3'-Azido-3'-deoxythymidine drug resistance mutations in HIV-1 reverse transcriptase can induce long range conformational changes.
Ren J., Esnouf RM., Hopkins AL., Jones EY., Kirby I., Keeling J., Ross CK., Larder BA., Stuart DI., Stammers DK.

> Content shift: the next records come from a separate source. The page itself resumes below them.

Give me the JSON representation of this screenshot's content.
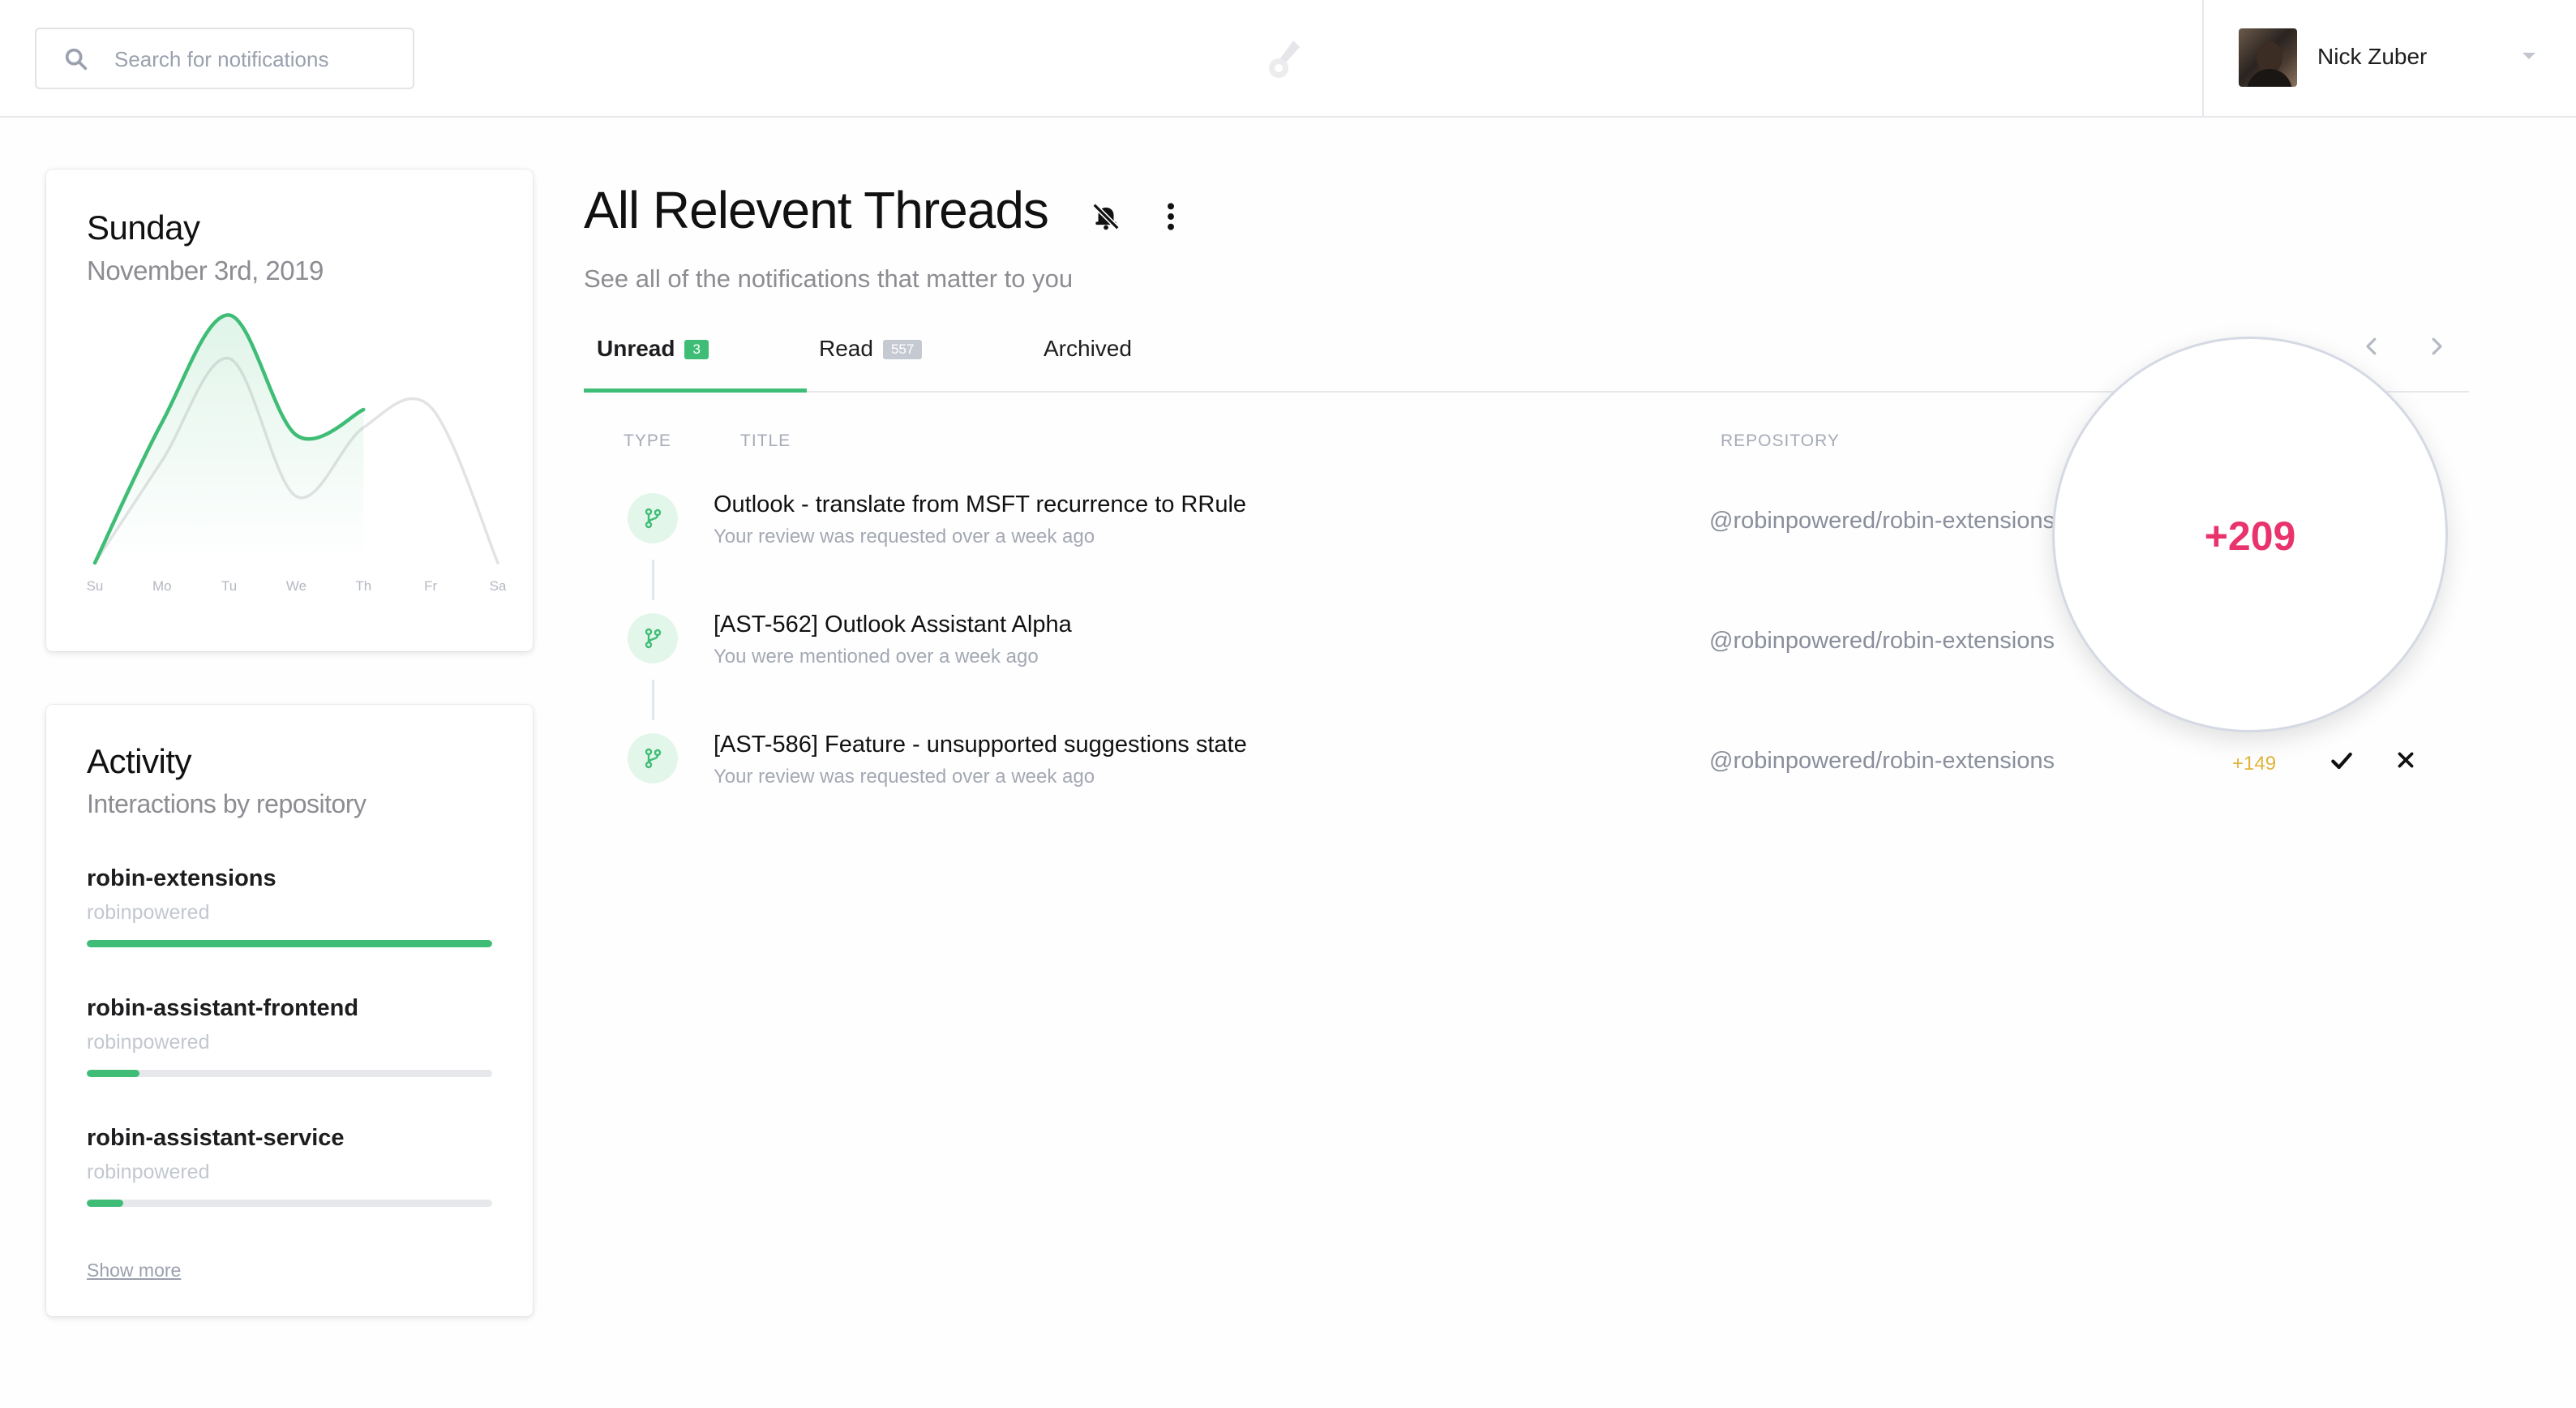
{
  "header": {
    "search_placeholder": "Search for notifications",
    "user_name": "Nick Zuber"
  },
  "day_card": {
    "day": "Sunday",
    "date": "November 3rd, 2019"
  },
  "chart_data": {
    "type": "area",
    "categories": [
      "Su",
      "Mo",
      "Tu",
      "We",
      "Th",
      "Fr",
      "Sa"
    ],
    "series": [
      {
        "values": [
          0,
          55,
          97,
          50,
          60,
          null,
          null
        ],
        "color": "#3fbd76"
      },
      {
        "values": [
          0,
          40,
          80,
          26,
          53,
          61,
          0
        ],
        "color": "#e3e3e6"
      }
    ],
    "ylim": [
      0,
      100
    ],
    "grid": false
  },
  "activity": {
    "title": "Activity",
    "subtitle": "Interactions by repository",
    "repos": [
      {
        "name": "robin-extensions",
        "org": "robinpowered",
        "share": 1.0
      },
      {
        "name": "robin-assistant-frontend",
        "org": "robinpowered",
        "share": 0.13
      },
      {
        "name": "robin-assistant-service",
        "org": "robinpowered",
        "share": 0.09
      }
    ],
    "show_more": "Show more"
  },
  "main": {
    "title": "All Relevent Threads",
    "subtitle": "See all of the notifications that matter to you",
    "tabs": [
      {
        "label": "Unread",
        "count": "3"
      },
      {
        "label": "Read",
        "count": "557"
      },
      {
        "label": "Archived"
      }
    ],
    "columns": {
      "type": "TYPE",
      "title": "TITLE",
      "repository": "REPOSITORY"
    },
    "threads": [
      {
        "title": "Outlook - translate from MSFT recurrence to RRule",
        "desc": "Your review was requested over a week ago",
        "repo": "@robinpowered/robin-extensions",
        "count": ""
      },
      {
        "title": "[AST-562] Outlook Assistant Alpha",
        "desc": "You were mentioned over a week ago",
        "repo": "@robinpowered/robin-extensions",
        "count": ""
      },
      {
        "title": "[AST-586] Feature - unsupported suggestions state",
        "desc": "Your review was requested over a week ago",
        "repo": "@robinpowered/robin-extensions",
        "count": "+149"
      }
    ],
    "magnifier_count": "+209"
  },
  "colors": {
    "accent": "#3fbd76",
    "score_high": "#e8336c",
    "score_mid": "#e0b43a"
  },
  "icons": {
    "search": "search-icon",
    "logo": "comet-logo-icon",
    "caret": "chevron-down-icon",
    "mute": "bell-off-icon",
    "more": "more-vertical-icon",
    "pull_request": "git-branch-icon",
    "check": "check-icon",
    "close": "close-icon"
  }
}
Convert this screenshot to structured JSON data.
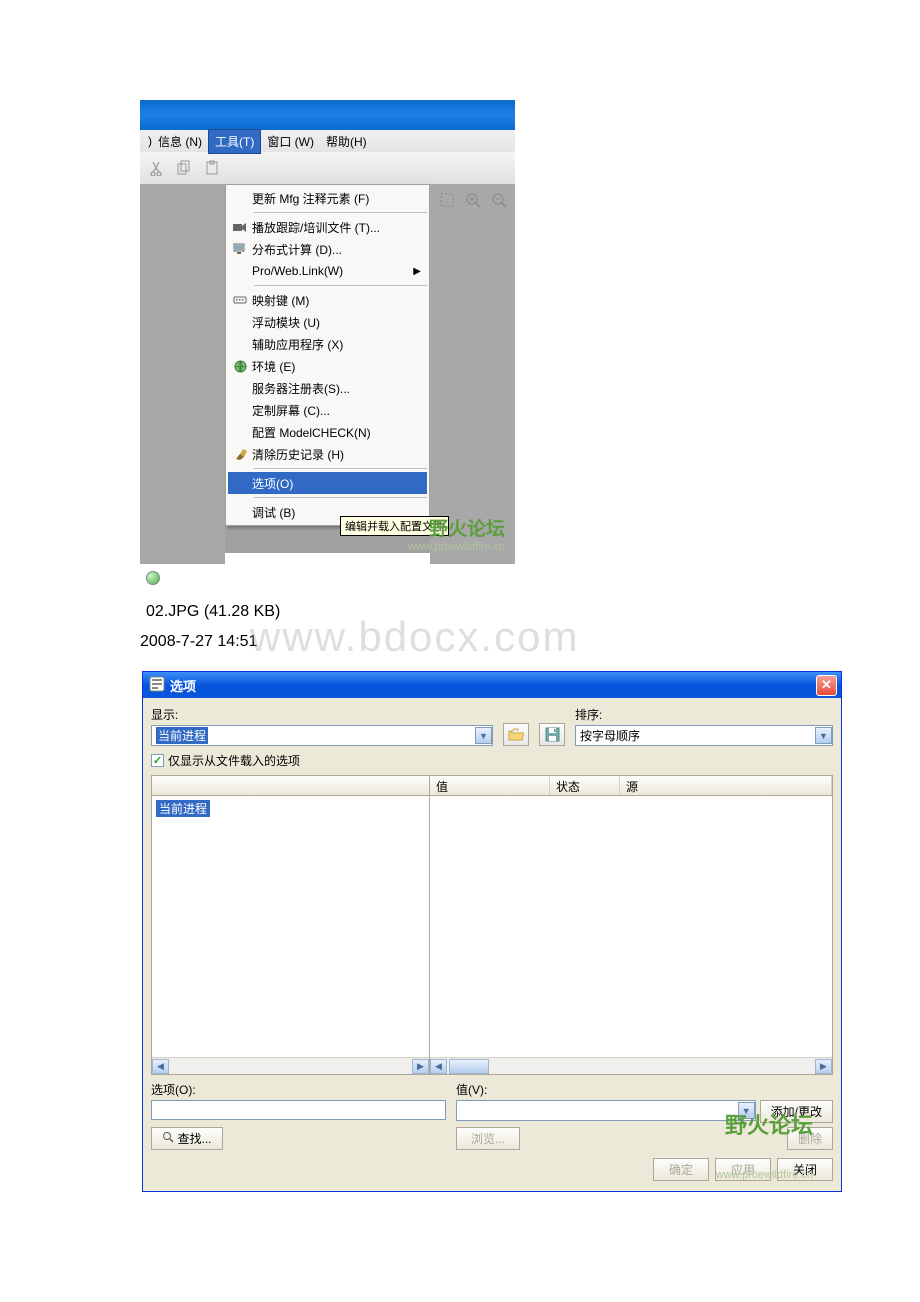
{
  "screenshot1": {
    "menubar": {
      "partial_left": ")",
      "info": "信息 (N)",
      "tools": "工具(T)",
      "window": "窗口 (W)",
      "help": "帮助(H)"
    },
    "dropdown": [
      {
        "label": "更新 Mfg 注释元素 (F)",
        "icon": ""
      },
      {
        "sep": true
      },
      {
        "label": "播放跟踪/培训文件 (T)...",
        "icon": "📹"
      },
      {
        "label": "分布式计算 (D)...",
        "icon": "🖥"
      },
      {
        "label": "Pro/Web.Link(W)",
        "icon": "",
        "submenu": true
      },
      {
        "sep": true
      },
      {
        "label": "映射键 (M)",
        "icon": "⌨"
      },
      {
        "label": "浮动模块 (U)",
        "icon": ""
      },
      {
        "label": "辅助应用程序 (X)",
        "icon": ""
      },
      {
        "label": "环境 (E)",
        "icon": "🌐"
      },
      {
        "label": "服务器注册表(S)...",
        "icon": ""
      },
      {
        "label": "定制屏幕 (C)...",
        "icon": ""
      },
      {
        "label": "配置 ModelCHECK(N)",
        "icon": ""
      },
      {
        "label": "清除历史记录 (H)",
        "icon": "🧹"
      },
      {
        "sep": true
      },
      {
        "label": "选项(O)",
        "icon": "",
        "selected": true
      },
      {
        "sep": true
      },
      {
        "label": "调试 (B)",
        "icon": ""
      }
    ],
    "tooltip": "编辑并载入配置文件",
    "watermark": "野火论坛",
    "watermark_sub": "www.proewildfire.cn"
  },
  "file_info": {
    "name": "02.JPG",
    "size": "(41.28 KB)",
    "timestamp": "2008-7-27 14:51"
  },
  "watermark_bdocx": "www.bdocx.com",
  "dialog": {
    "title": "选项",
    "show_label": "显示:",
    "show_value": "当前进程",
    "sort_label": "排序:",
    "sort_value": "按字母顺序",
    "checkbox_label": "仅显示从文件载入的选项",
    "tree_node": "当前进程",
    "col_value": "值",
    "col_status": "状态",
    "col_source": "源",
    "option_label": "选项(O):",
    "value_label": "值(V):",
    "add_change_btn": "添加/更改",
    "find_btn": "查找...",
    "browse_btn": "浏览...",
    "delete_btn": "删除",
    "ok_btn": "确定",
    "apply_btn": "应用",
    "close_btn": "关闭",
    "watermark": "野火论坛",
    "watermark_sub": "www.proewildfire.cn"
  }
}
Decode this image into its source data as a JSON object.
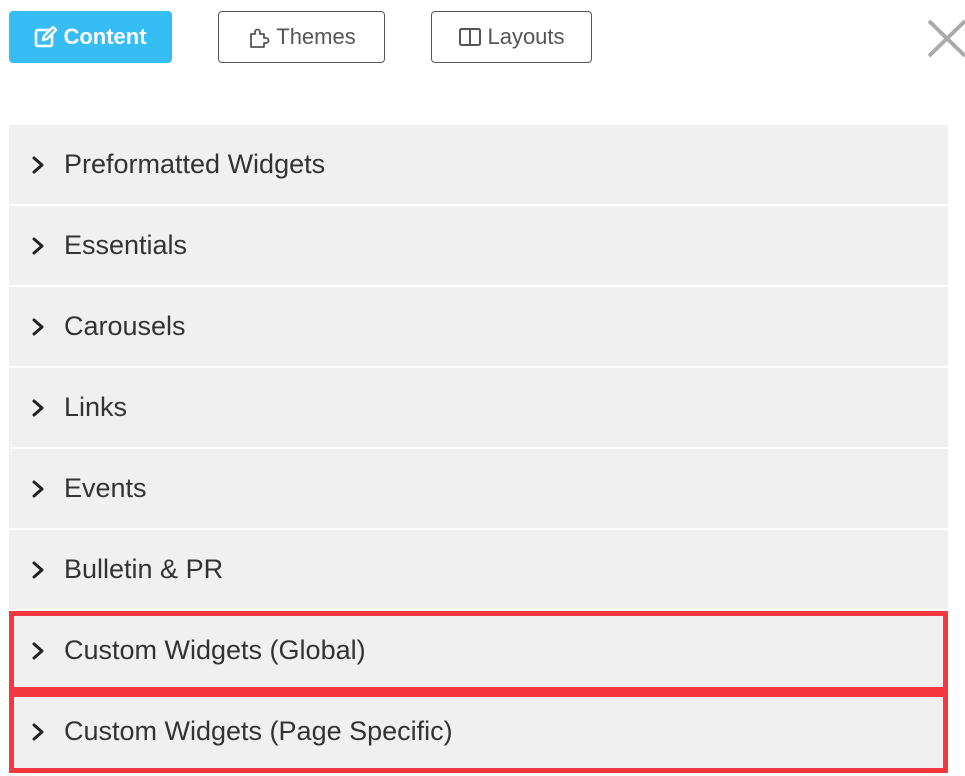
{
  "toolbar": {
    "tabs": [
      {
        "label": "Content",
        "icon": "edit-icon",
        "active": true
      },
      {
        "label": "Themes",
        "icon": "puzzle-icon",
        "active": false
      },
      {
        "label": "Layouts",
        "icon": "columns-icon",
        "active": false
      }
    ],
    "close_icon": "close-icon"
  },
  "colors": {
    "accent": "#35bdf4",
    "highlight": "#f5373f",
    "row_background": "#f0f0f0",
    "text": "#333333"
  },
  "sections": [
    {
      "label": "Preformatted Widgets",
      "highlighted": false
    },
    {
      "label": "Essentials",
      "highlighted": false
    },
    {
      "label": "Carousels",
      "highlighted": false
    },
    {
      "label": "Links",
      "highlighted": false
    },
    {
      "label": "Events",
      "highlighted": false
    },
    {
      "label": "Bulletin & PR",
      "highlighted": false
    },
    {
      "label": "Custom Widgets (Global)",
      "highlighted": true
    },
    {
      "label": "Custom Widgets (Page Specific)",
      "highlighted": true
    }
  ]
}
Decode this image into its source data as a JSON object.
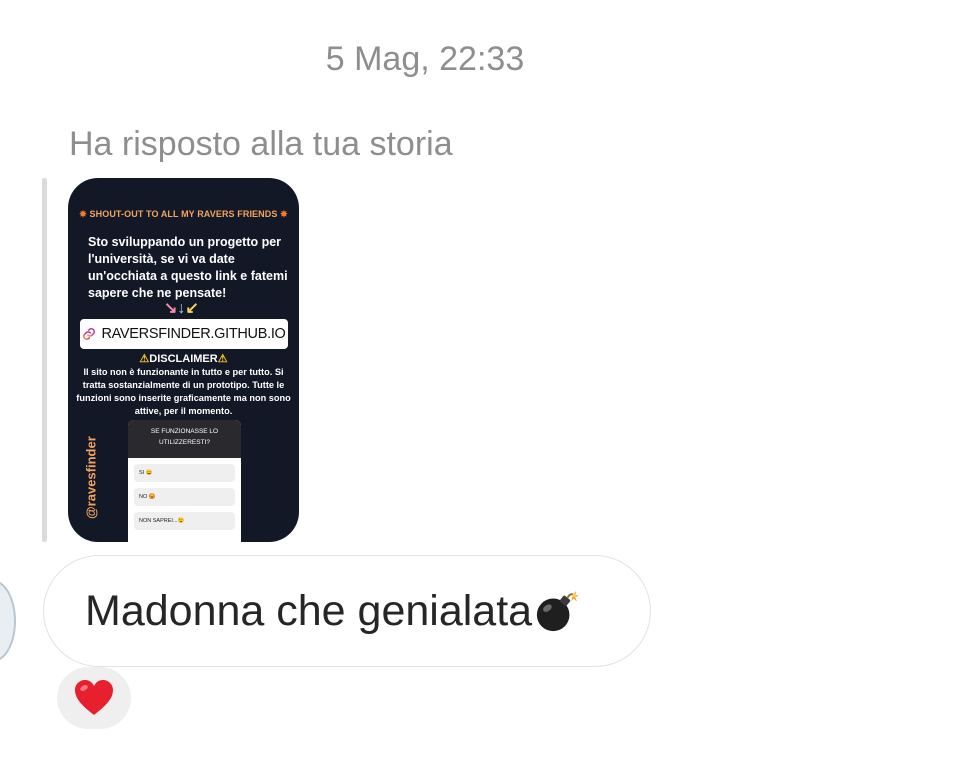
{
  "thread": {
    "timestamp": "5 Mag, 22:33",
    "reply_label": "Ha risposto alla tua storia"
  },
  "story": {
    "shout_out": "SHOUT-OUT TO ALL MY RAVERS FRIENDS",
    "body_text": "Sto sviluppando un progetto per l'università, se vi va date un'occhiata a questo link e fatemi sapere che ne pensate!",
    "arrows": [
      "↘",
      "↓",
      "↙"
    ],
    "link_text": "RAVERSFINDER.GITHUB.IO",
    "disclaimer_title": "DISCLAIMER",
    "disclaimer_text": "Il sito non è funzionante in tutto e per tutto. Si tratta sostanzialmente di un prototipo. Tutte le funzioni sono inserite graficamente ma non sono attive, per il momento.",
    "handle": "@ravesfinder",
    "poll": {
      "question": "SE FUNZIONASSE LO UTILIZZERESTI?",
      "options": [
        "SI 😄",
        "NO 😡",
        "NON SAPREI...😉"
      ]
    }
  },
  "message": {
    "text": "Madonna che genialata",
    "emoji": "bomb-emoji"
  },
  "reaction": {
    "emoji": "red-heart"
  },
  "colors": {
    "timestamp_gray": "#8e8e8e",
    "story_bg": "#131826",
    "accent_orange": "#f3a35f",
    "heart_red": "#e8202e"
  }
}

HIV reverse transcriptase (RT) is one of the main targets for the action of anti-AIDS drugs. Many of these drugs [e.g., 3'-azido-3'-deoxythymidine (AZT) and 2',3'-dideoxyinosine (ddI)] are analogues of the nucleoside substrates used by the HIV RT. One of the main problems in anti-HIV therapy is the selection of a mutant virus with reduced drug sensitivity. Drug resistance in HIV is generated for nucleoside analogue inhibitors by mutations in HIV RT. However, most of these mutations are situated some distance from the polymerase active site, giving rise to questions concerning the mechanism of resistance. To understand the possible structural bases for this, the crystal structures of AZT- and ddI-resistant RTs have been determined. For the ddI-resistant RT with a mutation at residue 74, no significant conformational changes were observed for the p66 subunit. In contrast, for the AZT-resistant RT (RTMC) bearing four mutations, two of these (at 215 and 219) give rise to a conformational change that propagates to the active site aspartate residues. Thus, these drug resistance mutations produce an effect at the RT polymerase site mediated simply by the protein. It is likely that such long-range effects could represent a common mechanism for generating drug resistance in other systems.